- **DIRECTIONS FOR THIS TASK**: The listing below must be repeated word for word, with its images excluded.

- **SUPPLIED MATERIAL**:
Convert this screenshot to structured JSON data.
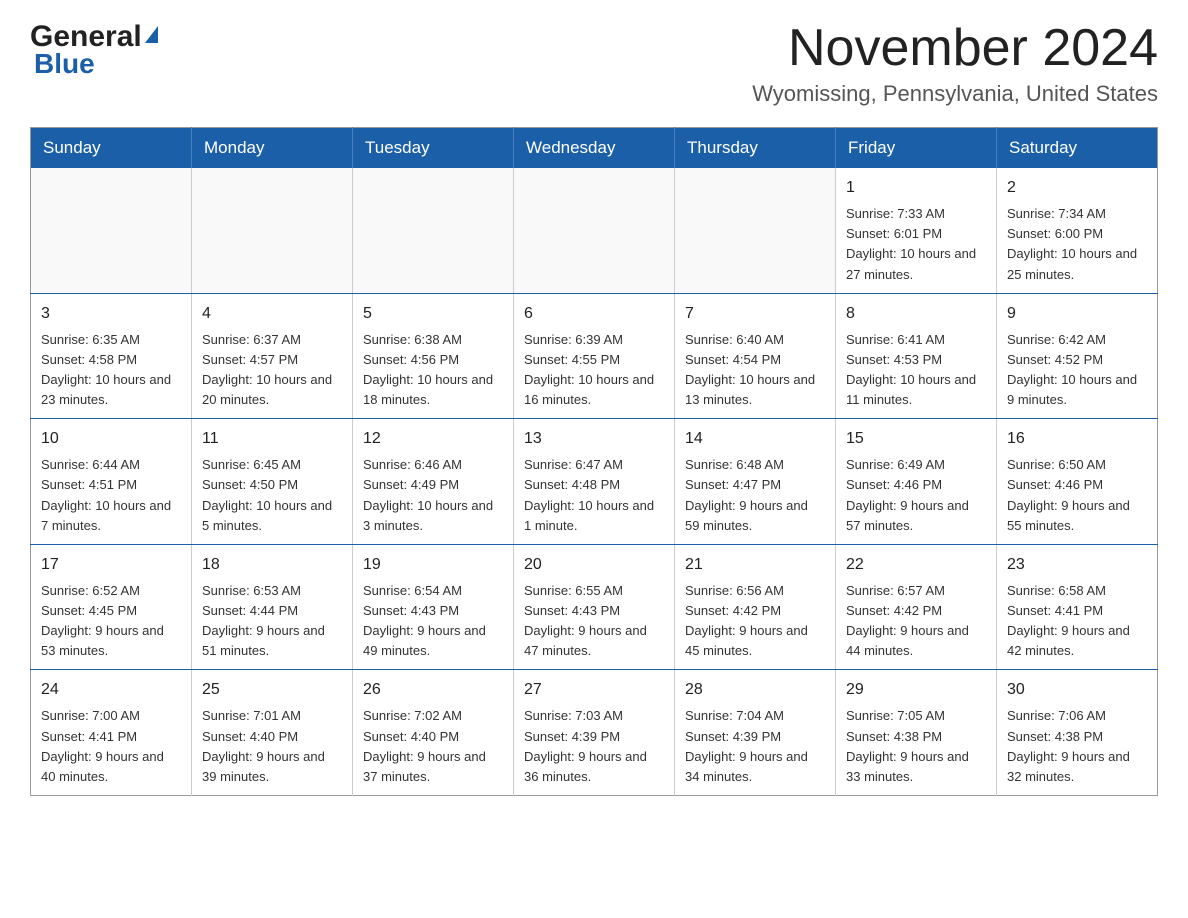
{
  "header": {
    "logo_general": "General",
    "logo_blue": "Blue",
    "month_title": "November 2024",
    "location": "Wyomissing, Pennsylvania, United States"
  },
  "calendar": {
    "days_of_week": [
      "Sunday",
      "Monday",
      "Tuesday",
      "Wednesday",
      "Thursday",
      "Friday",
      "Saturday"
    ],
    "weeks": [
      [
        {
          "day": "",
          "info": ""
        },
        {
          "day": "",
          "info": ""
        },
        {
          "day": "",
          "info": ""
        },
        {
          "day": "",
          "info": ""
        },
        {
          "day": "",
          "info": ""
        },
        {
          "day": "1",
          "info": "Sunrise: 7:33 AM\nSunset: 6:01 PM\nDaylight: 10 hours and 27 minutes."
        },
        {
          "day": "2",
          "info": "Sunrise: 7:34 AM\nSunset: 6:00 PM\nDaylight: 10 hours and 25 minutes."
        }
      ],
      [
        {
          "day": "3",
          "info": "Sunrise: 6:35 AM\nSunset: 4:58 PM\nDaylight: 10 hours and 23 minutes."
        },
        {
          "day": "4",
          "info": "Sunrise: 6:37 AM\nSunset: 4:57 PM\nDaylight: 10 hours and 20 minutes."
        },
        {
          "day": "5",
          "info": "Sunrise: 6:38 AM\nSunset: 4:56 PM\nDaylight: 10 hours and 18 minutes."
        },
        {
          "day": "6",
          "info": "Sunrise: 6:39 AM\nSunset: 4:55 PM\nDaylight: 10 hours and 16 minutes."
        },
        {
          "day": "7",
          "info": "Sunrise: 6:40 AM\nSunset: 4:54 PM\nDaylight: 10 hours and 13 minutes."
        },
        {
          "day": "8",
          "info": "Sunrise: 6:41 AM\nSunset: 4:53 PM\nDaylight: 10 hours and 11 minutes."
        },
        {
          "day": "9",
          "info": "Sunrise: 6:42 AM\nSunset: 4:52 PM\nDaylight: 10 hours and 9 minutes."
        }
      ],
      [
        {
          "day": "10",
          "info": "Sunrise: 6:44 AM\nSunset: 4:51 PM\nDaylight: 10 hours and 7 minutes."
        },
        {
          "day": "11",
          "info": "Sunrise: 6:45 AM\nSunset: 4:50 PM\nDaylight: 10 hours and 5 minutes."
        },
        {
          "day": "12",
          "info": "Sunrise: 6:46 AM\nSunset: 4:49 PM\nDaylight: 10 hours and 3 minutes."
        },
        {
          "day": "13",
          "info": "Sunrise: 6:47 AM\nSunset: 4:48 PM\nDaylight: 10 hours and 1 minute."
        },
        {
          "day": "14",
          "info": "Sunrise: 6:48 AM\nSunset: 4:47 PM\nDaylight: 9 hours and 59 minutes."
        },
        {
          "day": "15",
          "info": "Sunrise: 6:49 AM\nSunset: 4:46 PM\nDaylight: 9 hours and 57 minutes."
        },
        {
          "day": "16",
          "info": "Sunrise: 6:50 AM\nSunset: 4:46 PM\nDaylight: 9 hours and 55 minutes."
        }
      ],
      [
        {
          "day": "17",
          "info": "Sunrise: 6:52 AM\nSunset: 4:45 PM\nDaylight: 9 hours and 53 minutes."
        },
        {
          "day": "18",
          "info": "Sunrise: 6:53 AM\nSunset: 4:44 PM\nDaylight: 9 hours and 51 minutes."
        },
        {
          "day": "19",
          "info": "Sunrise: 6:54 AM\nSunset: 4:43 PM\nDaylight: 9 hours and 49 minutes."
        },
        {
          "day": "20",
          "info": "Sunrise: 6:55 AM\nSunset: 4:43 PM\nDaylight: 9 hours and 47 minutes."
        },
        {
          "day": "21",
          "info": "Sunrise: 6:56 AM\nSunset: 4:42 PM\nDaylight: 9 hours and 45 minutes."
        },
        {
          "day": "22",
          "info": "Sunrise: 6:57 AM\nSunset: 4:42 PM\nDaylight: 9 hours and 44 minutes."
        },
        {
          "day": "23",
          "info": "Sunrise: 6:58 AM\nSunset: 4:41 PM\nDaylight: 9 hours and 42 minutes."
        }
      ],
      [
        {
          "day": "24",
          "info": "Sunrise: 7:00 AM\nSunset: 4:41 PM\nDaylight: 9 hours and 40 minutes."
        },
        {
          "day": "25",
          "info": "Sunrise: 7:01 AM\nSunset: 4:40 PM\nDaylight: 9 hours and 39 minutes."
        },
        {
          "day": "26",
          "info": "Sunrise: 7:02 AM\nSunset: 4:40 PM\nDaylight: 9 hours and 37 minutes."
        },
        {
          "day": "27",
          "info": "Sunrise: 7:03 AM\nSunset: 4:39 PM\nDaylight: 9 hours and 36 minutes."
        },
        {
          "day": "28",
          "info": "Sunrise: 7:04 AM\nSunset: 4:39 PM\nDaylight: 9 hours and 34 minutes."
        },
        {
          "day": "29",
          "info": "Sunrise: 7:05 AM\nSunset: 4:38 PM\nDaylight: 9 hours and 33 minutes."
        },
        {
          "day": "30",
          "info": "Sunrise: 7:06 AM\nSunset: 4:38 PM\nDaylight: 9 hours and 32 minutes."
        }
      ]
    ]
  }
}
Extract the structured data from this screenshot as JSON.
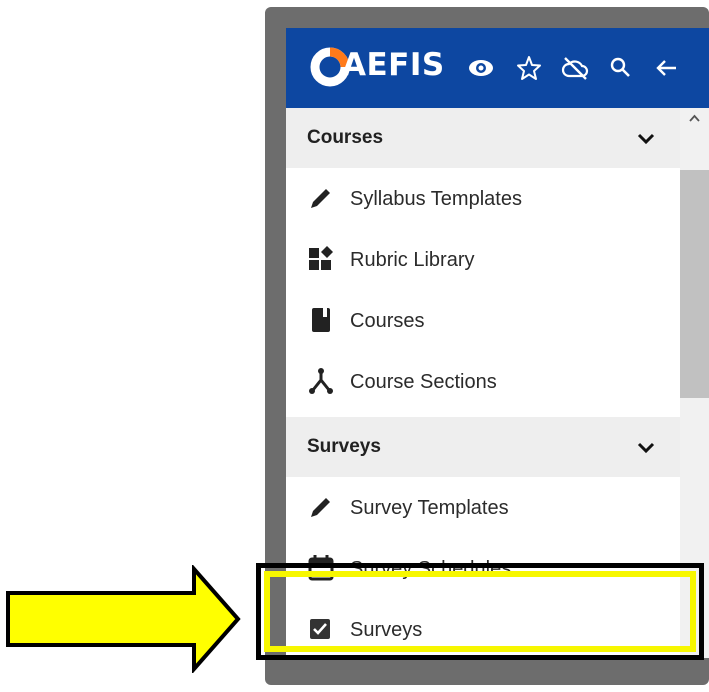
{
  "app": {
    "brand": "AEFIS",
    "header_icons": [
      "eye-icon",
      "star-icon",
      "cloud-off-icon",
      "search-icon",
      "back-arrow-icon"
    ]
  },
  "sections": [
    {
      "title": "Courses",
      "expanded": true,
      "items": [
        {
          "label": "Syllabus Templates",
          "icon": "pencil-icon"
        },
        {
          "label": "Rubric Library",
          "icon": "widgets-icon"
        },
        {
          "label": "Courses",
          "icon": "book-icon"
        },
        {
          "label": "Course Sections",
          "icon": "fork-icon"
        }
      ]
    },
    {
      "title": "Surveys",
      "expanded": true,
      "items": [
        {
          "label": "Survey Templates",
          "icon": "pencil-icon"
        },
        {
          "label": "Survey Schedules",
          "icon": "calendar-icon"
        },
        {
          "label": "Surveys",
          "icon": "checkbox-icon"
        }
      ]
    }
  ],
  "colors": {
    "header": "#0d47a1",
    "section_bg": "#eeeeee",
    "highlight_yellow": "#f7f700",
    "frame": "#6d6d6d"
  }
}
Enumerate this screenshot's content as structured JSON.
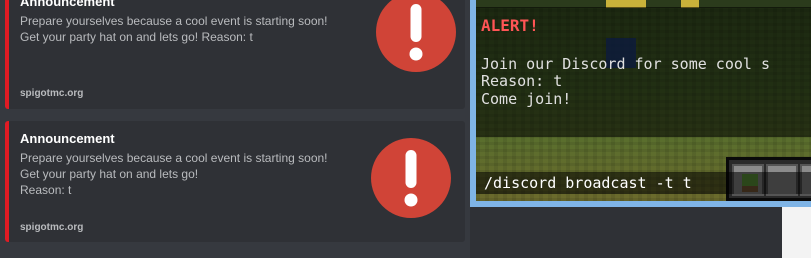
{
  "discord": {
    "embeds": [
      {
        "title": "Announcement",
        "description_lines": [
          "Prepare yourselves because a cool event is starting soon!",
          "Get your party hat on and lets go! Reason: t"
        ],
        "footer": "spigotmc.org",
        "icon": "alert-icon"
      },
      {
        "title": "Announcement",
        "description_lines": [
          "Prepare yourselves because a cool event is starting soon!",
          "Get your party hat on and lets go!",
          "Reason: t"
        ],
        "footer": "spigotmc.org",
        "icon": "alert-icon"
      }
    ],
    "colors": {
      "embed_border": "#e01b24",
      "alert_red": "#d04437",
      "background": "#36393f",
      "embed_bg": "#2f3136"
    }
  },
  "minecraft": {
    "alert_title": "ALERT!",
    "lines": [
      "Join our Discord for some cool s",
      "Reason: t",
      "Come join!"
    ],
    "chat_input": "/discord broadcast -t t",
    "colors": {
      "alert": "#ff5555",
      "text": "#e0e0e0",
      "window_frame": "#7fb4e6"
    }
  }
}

- **RESPONSE BELOW**:
Convert this screenshot to structured JSON data.
{
  "header": {
    "logo_general": "General",
    "logo_blue": "Blue",
    "month_title": "November 2024",
    "location": "Wyomissing, Pennsylvania, United States"
  },
  "calendar": {
    "days_of_week": [
      "Sunday",
      "Monday",
      "Tuesday",
      "Wednesday",
      "Thursday",
      "Friday",
      "Saturday"
    ],
    "weeks": [
      [
        {
          "day": "",
          "info": ""
        },
        {
          "day": "",
          "info": ""
        },
        {
          "day": "",
          "info": ""
        },
        {
          "day": "",
          "info": ""
        },
        {
          "day": "",
          "info": ""
        },
        {
          "day": "1",
          "info": "Sunrise: 7:33 AM\nSunset: 6:01 PM\nDaylight: 10 hours and 27 minutes."
        },
        {
          "day": "2",
          "info": "Sunrise: 7:34 AM\nSunset: 6:00 PM\nDaylight: 10 hours and 25 minutes."
        }
      ],
      [
        {
          "day": "3",
          "info": "Sunrise: 6:35 AM\nSunset: 4:58 PM\nDaylight: 10 hours and 23 minutes."
        },
        {
          "day": "4",
          "info": "Sunrise: 6:37 AM\nSunset: 4:57 PM\nDaylight: 10 hours and 20 minutes."
        },
        {
          "day": "5",
          "info": "Sunrise: 6:38 AM\nSunset: 4:56 PM\nDaylight: 10 hours and 18 minutes."
        },
        {
          "day": "6",
          "info": "Sunrise: 6:39 AM\nSunset: 4:55 PM\nDaylight: 10 hours and 16 minutes."
        },
        {
          "day": "7",
          "info": "Sunrise: 6:40 AM\nSunset: 4:54 PM\nDaylight: 10 hours and 13 minutes."
        },
        {
          "day": "8",
          "info": "Sunrise: 6:41 AM\nSunset: 4:53 PM\nDaylight: 10 hours and 11 minutes."
        },
        {
          "day": "9",
          "info": "Sunrise: 6:42 AM\nSunset: 4:52 PM\nDaylight: 10 hours and 9 minutes."
        }
      ],
      [
        {
          "day": "10",
          "info": "Sunrise: 6:44 AM\nSunset: 4:51 PM\nDaylight: 10 hours and 7 minutes."
        },
        {
          "day": "11",
          "info": "Sunrise: 6:45 AM\nSunset: 4:50 PM\nDaylight: 10 hours and 5 minutes."
        },
        {
          "day": "12",
          "info": "Sunrise: 6:46 AM\nSunset: 4:49 PM\nDaylight: 10 hours and 3 minutes."
        },
        {
          "day": "13",
          "info": "Sunrise: 6:47 AM\nSunset: 4:48 PM\nDaylight: 10 hours and 1 minute."
        },
        {
          "day": "14",
          "info": "Sunrise: 6:48 AM\nSunset: 4:47 PM\nDaylight: 9 hours and 59 minutes."
        },
        {
          "day": "15",
          "info": "Sunrise: 6:49 AM\nSunset: 4:46 PM\nDaylight: 9 hours and 57 minutes."
        },
        {
          "day": "16",
          "info": "Sunrise: 6:50 AM\nSunset: 4:46 PM\nDaylight: 9 hours and 55 minutes."
        }
      ],
      [
        {
          "day": "17",
          "info": "Sunrise: 6:52 AM\nSunset: 4:45 PM\nDaylight: 9 hours and 53 minutes."
        },
        {
          "day": "18",
          "info": "Sunrise: 6:53 AM\nSunset: 4:44 PM\nDaylight: 9 hours and 51 minutes."
        },
        {
          "day": "19",
          "info": "Sunrise: 6:54 AM\nSunset: 4:43 PM\nDaylight: 9 hours and 49 minutes."
        },
        {
          "day": "20",
          "info": "Sunrise: 6:55 AM\nSunset: 4:43 PM\nDaylight: 9 hours and 47 minutes."
        },
        {
          "day": "21",
          "info": "Sunrise: 6:56 AM\nSunset: 4:42 PM\nDaylight: 9 hours and 45 minutes."
        },
        {
          "day": "22",
          "info": "Sunrise: 6:57 AM\nSunset: 4:42 PM\nDaylight: 9 hours and 44 minutes."
        },
        {
          "day": "23",
          "info": "Sunrise: 6:58 AM\nSunset: 4:41 PM\nDaylight: 9 hours and 42 minutes."
        }
      ],
      [
        {
          "day": "24",
          "info": "Sunrise: 7:00 AM\nSunset: 4:41 PM\nDaylight: 9 hours and 40 minutes."
        },
        {
          "day": "25",
          "info": "Sunrise: 7:01 AM\nSunset: 4:40 PM\nDaylight: 9 hours and 39 minutes."
        },
        {
          "day": "26",
          "info": "Sunrise: 7:02 AM\nSunset: 4:40 PM\nDaylight: 9 hours and 37 minutes."
        },
        {
          "day": "27",
          "info": "Sunrise: 7:03 AM\nSunset: 4:39 PM\nDaylight: 9 hours and 36 minutes."
        },
        {
          "day": "28",
          "info": "Sunrise: 7:04 AM\nSunset: 4:39 PM\nDaylight: 9 hours and 34 minutes."
        },
        {
          "day": "29",
          "info": "Sunrise: 7:05 AM\nSunset: 4:38 PM\nDaylight: 9 hours and 33 minutes."
        },
        {
          "day": "30",
          "info": "Sunrise: 7:06 AM\nSunset: 4:38 PM\nDaylight: 9 hours and 32 minutes."
        }
      ]
    ]
  }
}
Extract the structured data from this screenshot as JSON.
{
  "app": {
    "brand": "AEFIS",
    "header_icons": [
      "eye-icon",
      "star-icon",
      "cloud-off-icon",
      "search-icon",
      "back-arrow-icon"
    ]
  },
  "sections": [
    {
      "title": "Courses",
      "expanded": true,
      "items": [
        {
          "label": "Syllabus Templates",
          "icon": "pencil-icon"
        },
        {
          "label": "Rubric Library",
          "icon": "widgets-icon"
        },
        {
          "label": "Courses",
          "icon": "book-icon"
        },
        {
          "label": "Course Sections",
          "icon": "fork-icon"
        }
      ]
    },
    {
      "title": "Surveys",
      "expanded": true,
      "items": [
        {
          "label": "Survey Templates",
          "icon": "pencil-icon"
        },
        {
          "label": "Survey Schedules",
          "icon": "calendar-icon"
        },
        {
          "label": "Surveys",
          "icon": "checkbox-icon"
        }
      ]
    }
  ],
  "colors": {
    "header": "#0d47a1",
    "section_bg": "#eeeeee",
    "highlight_yellow": "#f7f700",
    "frame": "#6d6d6d"
  }
}
Enumerate this screenshot's content as structured JSON.
{
  "discord": {
    "embeds": [
      {
        "title": "Announcement",
        "description_lines": [
          "Prepare yourselves because a cool event is starting soon!",
          "Get your party hat on and lets go! Reason: t"
        ],
        "footer": "spigotmc.org",
        "icon": "alert-icon"
      },
      {
        "title": "Announcement",
        "description_lines": [
          "Prepare yourselves because a cool event is starting soon!",
          "Get your party hat on and lets go!",
          "Reason: t"
        ],
        "footer": "spigotmc.org",
        "icon": "alert-icon"
      }
    ],
    "colors": {
      "embed_border": "#e01b24",
      "alert_red": "#d04437",
      "background": "#36393f",
      "embed_bg": "#2f3136"
    }
  },
  "minecraft": {
    "alert_title": "ALERT!",
    "lines": [
      "Join our Discord for some cool s",
      "Reason: t",
      "Come join!"
    ],
    "chat_input": "/discord broadcast -t t",
    "colors": {
      "alert": "#ff5555",
      "text": "#e0e0e0",
      "window_frame": "#7fb4e6"
    }
  }
}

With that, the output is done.